The Dodd-Frank Act, passed in 2010, includes the so-called “Say on Pay” provision for publicly traded companies. This provision requires that, at least once every three years, the shareholders of a publicly traded company must vote on its executive compensation arrangements. In addition, the shareholders also vote at least once every six years on the frequency of the “say on pay” vote. Shareholders are able to elect whether the vote will happen once every one, two, or three years. In most companies, the shareholders have chosen to have the “say on pay” vote conducted annually. Publicly traded companies are also required to disclose, in any proxy solicitation asking for the approval of a merger, acquisition, or other sale of the company, any compensation from “golden parachutes” that would be triggered. Shareholders also have a chance to “approve” (or not approve) such golden parachute payments.
However, except for the vote on the frequency of “say on pay” votes, none of these votes are actually binding. They are simply there to provide an outlet for the shareholders to express their views on management’s compensation. In addition, the law specifically states that the vote doesn’t create any new or alter existing fiduciary duties of the company’s board of directors. To date, only 37 companies’ boards have received a negative “say on pay” vote.
However, a number of creative plaintiff’s lawyers have tried to use a negative “say on pay” vote as evidence of a breach of fiduciary duty. How have these claims fared? Not very well. Below is a quick summary of the cases where this line of reasoning has been used and the results thus far:
Teamsters Local 237 Additional Security Benefit Fund, derivatively on behalf of Beazer Homes USA, Inc. v. McCarthy (Georgia Superior Court; decided September 16, 2011). This case, litigated in Georgia Superior Court applying Delaware corporate law, arose out of a negative “say on pay” vote that occurred after the board voted to increase executive compensation. The court reasoned that because the negative vote occurred after the board’s action, the negative vote could not be used to prove a breach of fiduciary duty by the board. In addition, the court ruled that, under Delaware law, the negative vote of the shareholders could not be used as evidence to rebut the business judgment rule presumption. (Unfortunately, the ruling was given orally and no written opinion was issued to date, limiting its precedential value).
NECA-IBEW Pension Fund, derivatively on behalf of Cincinnati Bell, Inc. v. Cox (Southern District of Ohio; decided September 20, 2011). Here, a federal court applying Ohio corporate law, refused to dismiss a similar case prior to discovery and trial. The basis used is that Ohio law differs from Delaware law. While Ohio has its own version of the business judgment rule, according to the court, it “imposes a burden of proof, not a burden of pleading” which effectively means a board can’t have the case dismissed prior to discovery (or even trial). Thus Ohio corporate law would seem to be more friendly territory for plaintiff’s attorneys in “say on pay” suits.
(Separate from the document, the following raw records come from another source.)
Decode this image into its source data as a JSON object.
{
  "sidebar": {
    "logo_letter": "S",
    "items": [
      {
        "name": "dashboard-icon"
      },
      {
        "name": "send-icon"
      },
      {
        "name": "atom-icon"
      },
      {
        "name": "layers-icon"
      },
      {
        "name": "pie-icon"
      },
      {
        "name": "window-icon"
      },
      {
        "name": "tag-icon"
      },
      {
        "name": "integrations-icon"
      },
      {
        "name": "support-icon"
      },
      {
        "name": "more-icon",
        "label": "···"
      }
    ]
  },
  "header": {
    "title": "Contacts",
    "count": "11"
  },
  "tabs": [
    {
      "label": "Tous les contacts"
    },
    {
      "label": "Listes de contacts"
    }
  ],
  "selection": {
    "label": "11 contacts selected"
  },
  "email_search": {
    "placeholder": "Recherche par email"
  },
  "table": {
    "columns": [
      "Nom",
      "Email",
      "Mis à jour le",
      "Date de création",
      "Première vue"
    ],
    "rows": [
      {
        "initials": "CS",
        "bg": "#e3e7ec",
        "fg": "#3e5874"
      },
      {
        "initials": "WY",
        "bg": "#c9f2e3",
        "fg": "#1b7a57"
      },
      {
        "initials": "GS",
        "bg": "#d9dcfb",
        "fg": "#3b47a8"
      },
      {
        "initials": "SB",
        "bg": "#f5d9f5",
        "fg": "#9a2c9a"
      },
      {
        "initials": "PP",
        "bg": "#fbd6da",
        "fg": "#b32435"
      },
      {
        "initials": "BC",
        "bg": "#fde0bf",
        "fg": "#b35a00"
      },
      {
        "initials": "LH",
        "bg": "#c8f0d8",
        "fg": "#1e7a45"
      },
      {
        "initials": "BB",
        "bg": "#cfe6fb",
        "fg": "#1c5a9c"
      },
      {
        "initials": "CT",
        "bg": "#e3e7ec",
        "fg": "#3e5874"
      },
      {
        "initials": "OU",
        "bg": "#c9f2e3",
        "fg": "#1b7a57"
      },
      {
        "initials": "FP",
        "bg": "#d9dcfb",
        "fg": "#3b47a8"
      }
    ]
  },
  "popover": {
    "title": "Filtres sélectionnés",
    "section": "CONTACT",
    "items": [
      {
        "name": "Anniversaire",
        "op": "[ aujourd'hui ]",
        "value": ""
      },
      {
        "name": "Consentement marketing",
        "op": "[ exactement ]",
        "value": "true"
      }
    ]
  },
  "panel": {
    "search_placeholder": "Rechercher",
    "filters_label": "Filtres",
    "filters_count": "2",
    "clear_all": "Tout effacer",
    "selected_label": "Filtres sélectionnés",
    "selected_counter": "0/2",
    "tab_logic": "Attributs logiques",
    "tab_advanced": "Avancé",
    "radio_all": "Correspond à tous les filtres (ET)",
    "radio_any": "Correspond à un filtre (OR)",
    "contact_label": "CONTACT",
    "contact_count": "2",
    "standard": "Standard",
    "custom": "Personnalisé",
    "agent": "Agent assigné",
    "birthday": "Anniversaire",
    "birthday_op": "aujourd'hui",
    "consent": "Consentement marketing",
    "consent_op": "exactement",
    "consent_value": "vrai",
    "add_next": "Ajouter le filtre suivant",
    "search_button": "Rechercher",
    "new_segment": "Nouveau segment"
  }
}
Plumbers Local No. 137 Pension Fund v. Davis (U.S. Federal Court, District of Oregon; decided January 11, 2012). This case is another “say on pay” suit involving a company called Umpqua Holdings Corporation. In this case, a magistrate judge recommended that the case be dismissed. The court applied Oregon corporate law, though the court noted that Delaware law often provides guidance for Oregon courts in areas of corporate law that are undeveloped. The court adopted the holding of Beazer and criticized the holding of Cincinnati Bell, rejecting the notion that a negative “say on pay” vote can rebut the presumption of the business judgment rule.
Laborers’ Local v. Intersil (Northern District of California; decided March 7, 2012). Here, a federal court applied Delaware law and dismissed a derivative claim against a board of directors based on a negative “say on pay” vote. The court held that a “say on pay” vote “alone is not enough to rebut the presumption of the business judgment rule.” The opinion also criticized the Cincinnati Bell decision.
The Cincinnati Bell decision has caused great concern within corporate America. It has the possibility of encouraging further lawsuits each and every time the shareholders of a corporation vote against the company’s compensation package. That said, other courts appear to be rejecting its holding, which may in the long run establish a firm rule that negative “say on pay” votes may not be used as evidence of a breach of fiduciary duty by a board.
 Essentially, the business judgment rule, under Delaware corporate law provides that a court will not substitute its own notions of what is or is not sound business judgment if the directors of a corporation “acted on an informed basis, in good faith and in the honest belief that the action taken was in the best interests of the company.”
This article is for general information only. The information presented should not be construed to be formal legal advice nor the formation of a lawyer/client relationship.